The structure and contents of URLs are important to users because they enhance clarity, context, and findability. Search engines also rely heavily on well configured URLs to understand content prioritization and hierarchy. WordPress, by default, does a great job of building nicely structured URLs for both posts and pages, but an automated system can only go so far. It’s up to the site manager to structure content and tailor post and page slugs to best suit navigability and readability in URLs.

Page Slugs

The WordPress page slug display.
In WordPress, the page slug can be seen and edited just below the title textbox.
Slugs are the part of the URL specifically associated with a page. For example, the slug for this page is “url”. Notice how each level builds on the one before it. The URL in the example below clearly indicates that /url/ is a child page of /posts-pages/, which is a child of /fundamentals/, which is a child of /web/. This hierarchy of content, more accurately called information architecture, is important because it “help users understand where they are, what they’ve found, what’s around, and what to expect.”

Be Clear, Concise, Contextual

By default, WordPress uses the entire page title as a page slug. While this might be great for loading keywords into URLs, it’s not always the most user-friendly option. It is much more effective to provide a shortened page slug, and by extension a much shorter URL, than to allow giant runaway URLs to take over a website.

Use slugs that are relevant to the content of the page, describe what the user will find there in context of the rest of the URL, and contain appropriate keywords to aid in findability and search engine rankings.

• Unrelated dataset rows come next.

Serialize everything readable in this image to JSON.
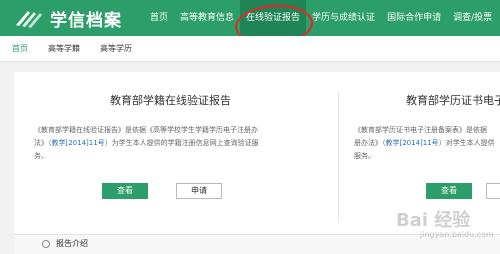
{
  "header": {
    "logo_text": "学信档案",
    "nav": [
      {
        "label": "首页"
      },
      {
        "label": "高等教育信息"
      },
      {
        "label": "在线验证报告"
      },
      {
        "label": "学历与成绩认证"
      },
      {
        "label": "国际合作申请"
      },
      {
        "label": "调查/投票"
      }
    ],
    "active_nav": "在线验证报告"
  },
  "subnav": {
    "items": [
      {
        "label": "首页"
      },
      {
        "label": "高等学籍"
      },
      {
        "label": "高等学历"
      }
    ]
  },
  "cards": [
    {
      "title": "教育部学籍在线验证报告",
      "desc_line1": "《教育部学籍在线验证报告》是依据《高等学校学生学籍学历电子注册办",
      "desc_line2_pre": "法》（",
      "desc_link": "教学[2014]11号",
      "desc_line2_post": "）为学生本人提供的学籍注册信息网上查询验证服",
      "desc_line3": "务。",
      "view_label": "查看",
      "apply_label": "申请"
    },
    {
      "title": "教育部学历证书电子",
      "desc_line1": "《教育部学历证书电子注册备案表》是依据",
      "desc_line2_pre": "册办法》（",
      "desc_link": "教学[2014]11号",
      "desc_line2_post": "）对学生本人提供",
      "desc_line3": "服务。",
      "view_label": "查看"
    }
  ],
  "section": {
    "intro_label": "报告介绍"
  },
  "watermark": {
    "main": "Bai 经验",
    "sub": "jingyan.baidu.com"
  },
  "colors": {
    "brand": "#2b9e6a",
    "link": "#2b6fb9",
    "highlight": "#e22222"
  }
}
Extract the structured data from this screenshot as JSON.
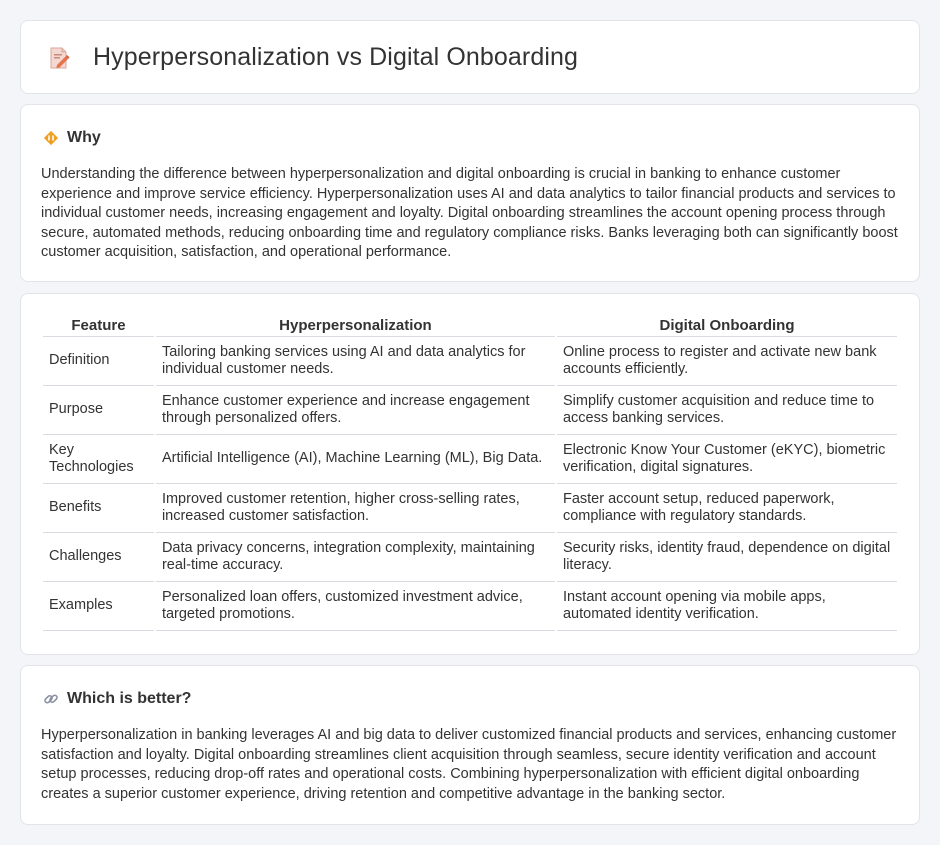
{
  "page": {
    "title": "Hyperpersonalization vs Digital Onboarding"
  },
  "why": {
    "heading": "Why",
    "body": "Understanding the difference between hyperpersonalization and digital onboarding is crucial in banking to enhance customer experience and improve service efficiency. Hyperpersonalization uses AI and data analytics to tailor financial products and services to individual customer needs, increasing engagement and loyalty. Digital onboarding streamlines the account opening process through secure, automated methods, reducing onboarding time and regulatory compliance risks. Banks leveraging both can significantly boost customer acquisition, satisfaction, and operational performance."
  },
  "comparison": {
    "headers": [
      "Feature",
      "Hyperpersonalization",
      "Digital Onboarding"
    ],
    "rows": [
      [
        "Definition",
        "Tailoring banking services using AI and data analytics for individual customer needs.",
        "Online process to register and activate new bank accounts efficiently."
      ],
      [
        "Purpose",
        "Enhance customer experience and increase engagement through personalized offers.",
        "Simplify customer acquisition and reduce time to access banking services."
      ],
      [
        "Key Technologies",
        "Artificial Intelligence (AI), Machine Learning (ML), Big Data.",
        "Electronic Know Your Customer (eKYC), biometric verification, digital signatures."
      ],
      [
        "Benefits",
        "Improved customer retention, higher cross-selling rates, increased customer satisfaction.",
        "Faster account setup, reduced paperwork, compliance with regulatory standards."
      ],
      [
        "Challenges",
        "Data privacy concerns, integration complexity, maintaining real-time accuracy.",
        "Security risks, identity fraud, dependence on digital literacy."
      ],
      [
        "Examples",
        "Personalized loan offers, customized investment advice, targeted promotions.",
        "Instant account opening via mobile apps, automated identity verification."
      ]
    ]
  },
  "better": {
    "heading": "Which is better?",
    "body": "Hyperpersonalization in banking leverages AI and big data to deliver customized financial products and services, enhancing customer satisfaction and loyalty. Digital onboarding streamlines client acquisition through seamless, secure identity verification and account setup processes, reducing drop-off rates and operational costs. Combining hyperpersonalization with efficient digital onboarding creates a superior customer experience, driving retention and competitive advantage in the banking sector."
  },
  "icons": {
    "header": "document-pencil-icon",
    "why": "diamond-warning-icon",
    "better": "link-icon"
  },
  "colors": {
    "background": "#f4f5f9",
    "card": "#ffffff",
    "border": "#e2e4ea",
    "text": "#333333",
    "icon_accent": "#e8734a",
    "why_icon": "#f0a020"
  }
}
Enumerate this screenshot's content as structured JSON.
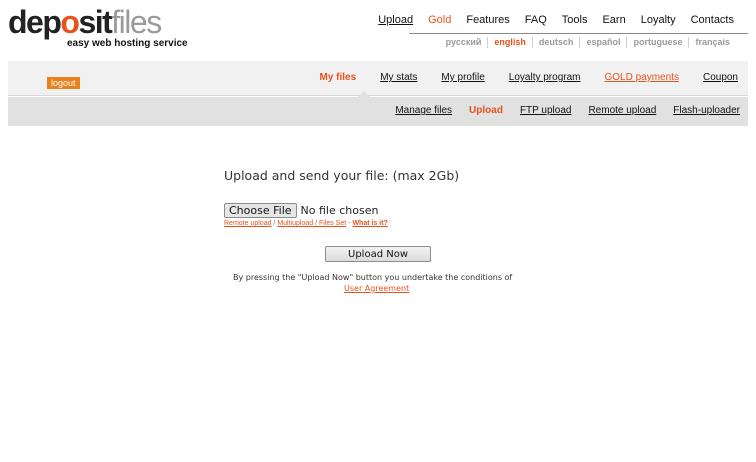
{
  "logo": {
    "part_dep": "dep",
    "part_o": "o",
    "part_sit": "sit",
    "part_files": "files",
    "tagline": "easy web hosting service"
  },
  "top_nav": {
    "upload": "Upload",
    "gold": "Gold",
    "features": "Features",
    "faq": "FAQ",
    "tools": "Tools",
    "earn": "Earn",
    "loyalty": "Loyalty",
    "contacts": "Contacts"
  },
  "languages": [
    "русский",
    "english",
    "deutsch",
    "español",
    "portuguese",
    "français"
  ],
  "menu1": {
    "logout": "logout",
    "my_files": "My files",
    "my_stats": "My stats",
    "my_profile": "My profile",
    "loyalty_program": "Loyalty program",
    "gold_payments": "GOLD payments",
    "coupon": "Coupon"
  },
  "menu2": {
    "manage_files": "Manage files",
    "upload": "Upload",
    "ftp_upload": "FTP upload",
    "remote_upload": "Remote upload",
    "flash_uploader": "Flash-uploader"
  },
  "upload": {
    "heading": "Upload and send your file: (max 2Gb)",
    "choose_file": "Choose File",
    "no_file": "No file chosen",
    "remote_upload_link": "Remote upload",
    "slash": " / ",
    "multiupload_link": "Multiupload / Files Set",
    "dash": " - ",
    "what_is_it_link": "What is it?",
    "upload_now": "Upload Now",
    "agreement_text": "By pressing the \"Upload Now\" button you undertake the conditions of",
    "agreement_link": "User Agreement"
  },
  "colors": {
    "accent": "#e7521d",
    "logout_bg": "#e7821d",
    "menu1_bg": "#f1f1f1",
    "menu2_bg": "#e1e1e1"
  }
}
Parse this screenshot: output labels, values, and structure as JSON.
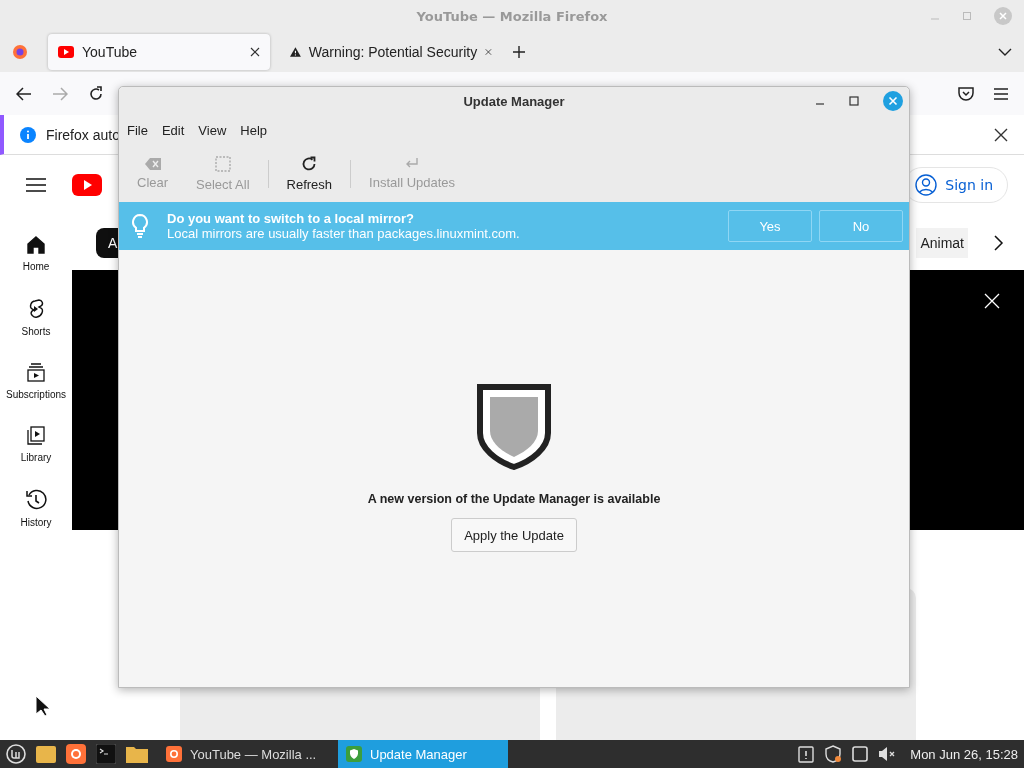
{
  "browser": {
    "title": "YouTube — Mozilla Firefox",
    "tabs": [
      {
        "label": "YouTube",
        "selected": true,
        "kind": "youtube"
      },
      {
        "label": "Warning: Potential Security",
        "selected": false,
        "kind": "warning"
      }
    ],
    "notification": "Firefox auto",
    "page": {
      "sign_in": "Sign in",
      "chips": [
        "A",
        "Animat"
      ],
      "sidebar": [
        {
          "label": "Home",
          "kind": "home"
        },
        {
          "label": "Shorts",
          "kind": "shorts"
        },
        {
          "label": "Subscriptions",
          "kind": "subscriptions"
        },
        {
          "label": "Library",
          "kind": "library"
        },
        {
          "label": "History",
          "kind": "history"
        }
      ]
    }
  },
  "dialog": {
    "title": "Update Manager",
    "menu": [
      "File",
      "Edit",
      "View",
      "Help"
    ],
    "toolbar": [
      {
        "label": "Clear",
        "kind": "clear",
        "disabled": true
      },
      {
        "label": "Select All",
        "kind": "select",
        "disabled": true
      },
      {
        "label": "Refresh",
        "kind": "refresh",
        "disabled": false
      },
      {
        "label": "Install Updates",
        "kind": "install",
        "disabled": true
      }
    ],
    "infobar": {
      "question": "Do you want to switch to a local mirror?",
      "detail": "Local mirrors are usually faster than packages.linuxmint.com.",
      "buttons": [
        "Yes",
        "No"
      ]
    },
    "message": "A new version of the Update Manager is available",
    "action": "Apply the Update"
  },
  "taskbar": {
    "tasks": [
      {
        "label": "YouTube — Mozilla ...",
        "kind": "firefox",
        "selected": false
      },
      {
        "label": "Update Manager",
        "kind": "update",
        "selected": true
      }
    ],
    "clock": "Mon Jun 26, 15:28"
  }
}
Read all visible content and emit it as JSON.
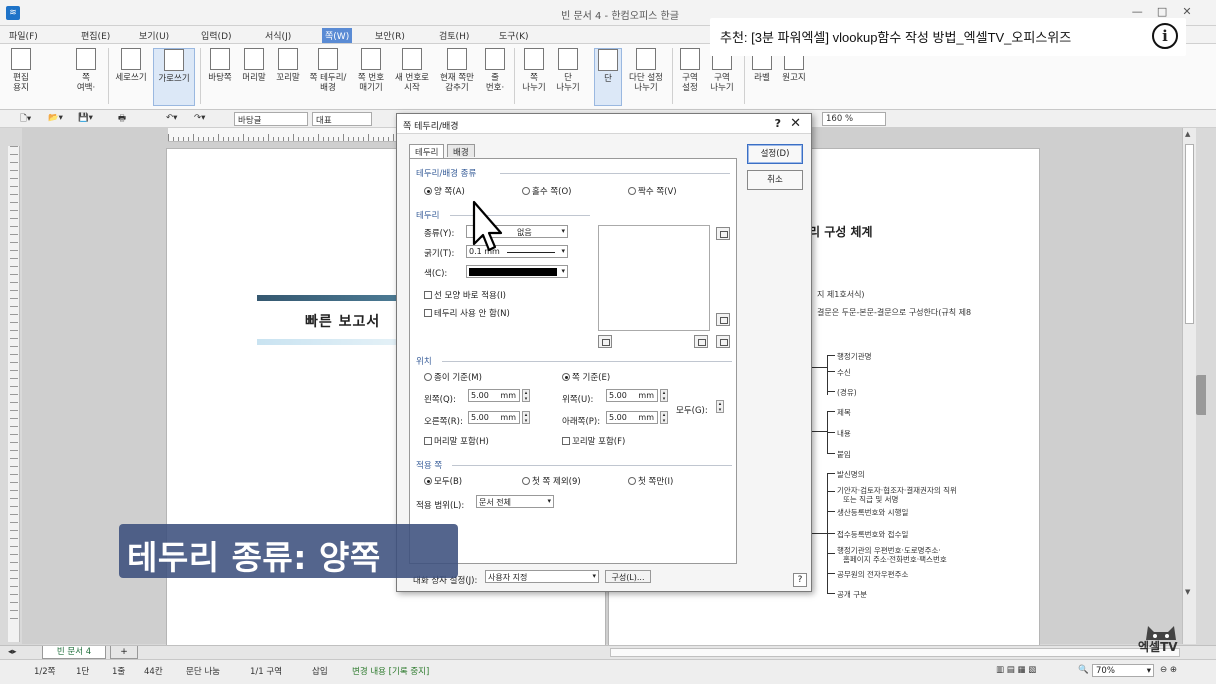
{
  "window": {
    "title": "빈 문서 4 - 한컴오피스 한글",
    "controls": [
      "—",
      "□",
      "✕"
    ]
  },
  "menu": {
    "items": [
      "파일(F)",
      "편집(E)",
      "보기(U)",
      "입력(D)",
      "서식(J)",
      "쪽(W)",
      "보안(R)",
      "검토(H)",
      "도구(K)"
    ],
    "active_index": 5
  },
  "recommendation": {
    "text": "추천: [3분 파워엑셀] vlookup함수 작성 방법_엑셀TV_오피스위즈",
    "icon": "info-icon"
  },
  "ribbon": {
    "buttons": [
      "편집\n용지",
      "쪽\n여백·",
      "세로쓰기",
      "가로쓰기",
      "바탕쪽",
      "머리말",
      "꼬리말",
      "쪽 테두리/\n배경",
      "쪽 번호\n매기기",
      "새 번호로\n시작",
      "현재 쪽만\n감추기",
      "줄\n번호·",
      "쪽\n나누기",
      "단\n나누기",
      "단",
      "다단 설정\n나누기",
      "구역\n설정",
      "구역\n나누기",
      "라벨",
      "원고지"
    ]
  },
  "toolbar": {
    "style_box": "바탕글",
    "font_box": "대표",
    "zoom_value": "160",
    "zoom_unit": "%"
  },
  "document": {
    "left_title": "빠른 보고서",
    "right_title": "리 구성 체계",
    "right_line1": "지 제1호서식)",
    "right_line2": "결문은 두문-본문-결문으로 구성한다(규칙 제8",
    "tree_items": [
      "행정기관명",
      "수신",
      "(경유)",
      "제목",
      "내용",
      "붙임",
      "발신명의",
      "기안자·검토자·협조자·결재권자의 직위",
      "또는 직급 및 서명",
      "생산등록번호와 시행일",
      "접수등록번호와 접수일",
      "행정기관의 우편번호·도로명주소·",
      "홈페이지 주소·전화번호·팩스번호",
      "공무원의 전자우편주소",
      "공개 구분"
    ]
  },
  "dialog": {
    "title": "쪽 테두리/배경",
    "help": "?",
    "close": "✕",
    "tabs": [
      "테두리",
      "배경"
    ],
    "section_type": "테두리/배경 종류",
    "types": [
      "양 쪽(A)",
      "홀수 쪽(O)",
      "짝수 쪽(V)"
    ],
    "section_border": "테두리",
    "border_kind_label": "종류(Y):",
    "border_kind_value": "없음",
    "thickness_label": "굵기(T):",
    "thickness_value": "0.1 mm",
    "color_label": "색(C):",
    "chk_line_shape": "선 모양 바로 적용(I)",
    "chk_no_border": "테두리 사용 안 함(N)",
    "section_position": "위치",
    "pos_paper": "종이 기준(M)",
    "pos_page": "쪽 기준(E)",
    "left_label": "왼쪽(Q):",
    "right_label": "오른쪽(R):",
    "top_label": "위쪽(U):",
    "bottom_label": "아래쪽(P):",
    "all_label": "모두(G):",
    "margin_value": "5.00",
    "unit": "mm",
    "chk_header": "머리말 포함(H)",
    "chk_footer": "꼬리말 포함(F)",
    "section_apply": "적용 쪽",
    "apply_all": "모두(B)",
    "apply_except_first": "첫 쪽 제외(9)",
    "apply_first_only": "첫 쪽만(I)",
    "range_label": "적용 범위(L):",
    "range_value": "문서 전체",
    "preset_label": "대화 상자 설정(J):",
    "preset_value": "사용자 지정",
    "compose_btn": "구성(L)...",
    "ok_btn": "설정(D)",
    "cancel_btn": "취소"
  },
  "caption": {
    "text": "테두리 종류: 양쪽"
  },
  "sheet": {
    "tab": "빈 문서 4",
    "add": "+"
  },
  "status": {
    "page": "1/2쪽",
    "column": "1단",
    "line": "1줄",
    "col_pos": "44칸",
    "para": "문단 나눔",
    "section": "1/1 구역",
    "mode": "삽입",
    "track": "변경 내용 [기록 중지]",
    "zoom": "70%"
  },
  "watermark": {
    "text": "엑셀TV"
  }
}
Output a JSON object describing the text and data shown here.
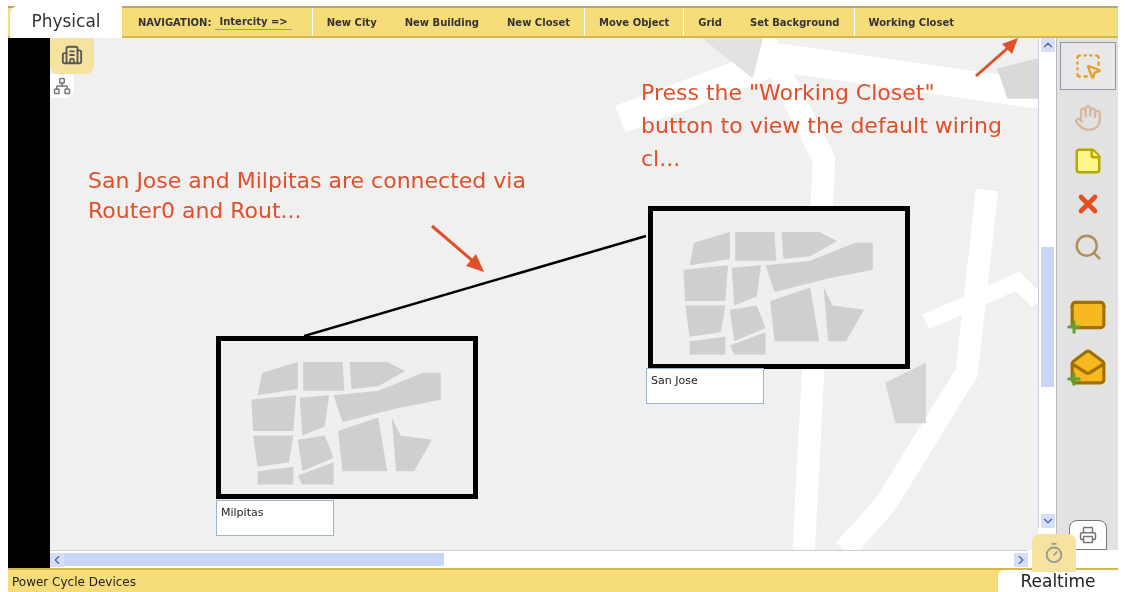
{
  "tab": {
    "label": "Physical"
  },
  "navigation": {
    "label": "NAVIGATION:",
    "value": "Intercity =>"
  },
  "menu": [
    "New City",
    "New Building",
    "New Closet",
    "Move Object",
    "Grid",
    "Set Background",
    "Working Closet"
  ],
  "annotations": [
    {
      "text": "Press the \"Working Closet\" button to view the default wiring cl..."
    },
    {
      "text": "San Jose and Milpitas are connected via Router0 and Rout..."
    }
  ],
  "cities": [
    {
      "name": "San Jose"
    },
    {
      "name": "Milpitas"
    }
  ],
  "status_bar": {
    "text": "Power Cycle Devices",
    "mode": "Realtime"
  }
}
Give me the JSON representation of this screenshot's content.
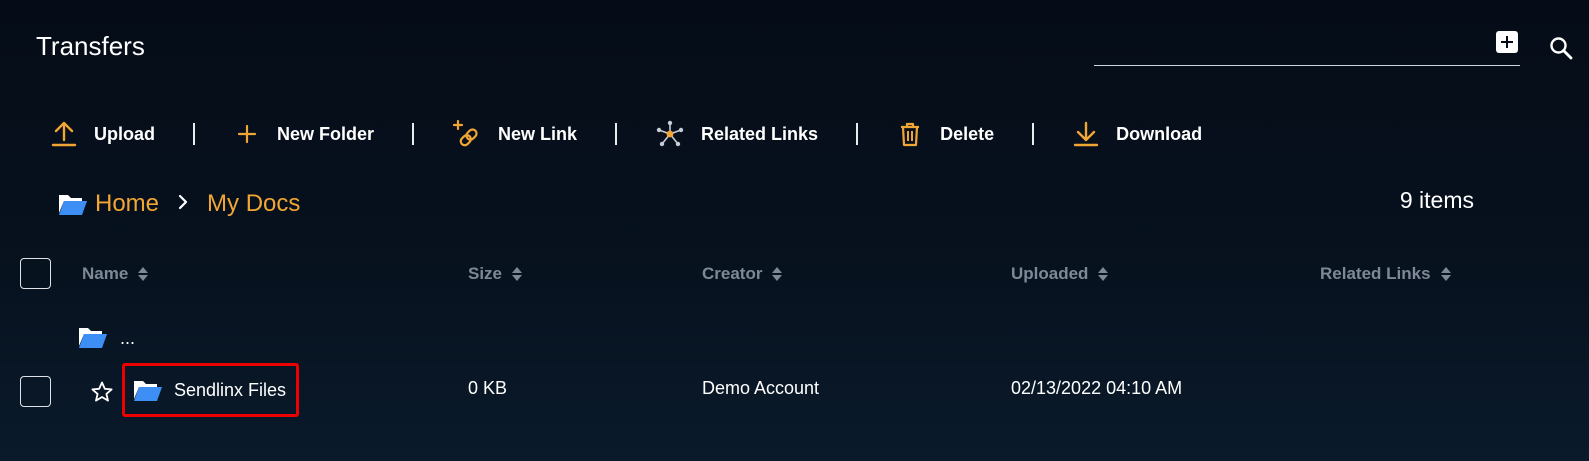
{
  "header": {
    "title": "Transfers",
    "add_icon": "plus-square-icon",
    "search_icon": "search-icon"
  },
  "toolbar": {
    "items": [
      {
        "label": "Upload",
        "icon": "upload-icon"
      },
      {
        "label": "New Folder",
        "icon": "plus-icon"
      },
      {
        "label": "New Link",
        "icon": "link-add-icon"
      },
      {
        "label": "Related Links",
        "icon": "network-icon"
      },
      {
        "label": "Delete",
        "icon": "trash-icon"
      },
      {
        "label": "Download",
        "icon": "download-icon"
      }
    ]
  },
  "breadcrumb": {
    "items": [
      "Home",
      "My Docs"
    ],
    "separator": "›"
  },
  "item_count": "9 items",
  "table": {
    "columns": [
      "Name",
      "Size",
      "Creator",
      "Uploaded",
      "Related Links"
    ],
    "parent_row": {
      "label": "..."
    },
    "rows": [
      {
        "name": "Sendlinx Files",
        "size": "0 KB",
        "creator": "Demo Account",
        "uploaded": "02/13/2022 04:10 AM",
        "related_links": ""
      }
    ]
  },
  "colors": {
    "accent": "#f0a535",
    "folder": "#3d8ef5",
    "highlight_border": "#ee0000",
    "background": "#050c17"
  }
}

If you’re looking at the URL for this page, you know without visiting the page that the content is about the URLs of posts and pages within the context of web fundamentals. The goal of simplified slugs, as is the goal of many web standards, is to aid in the intuitive use of the content we provide.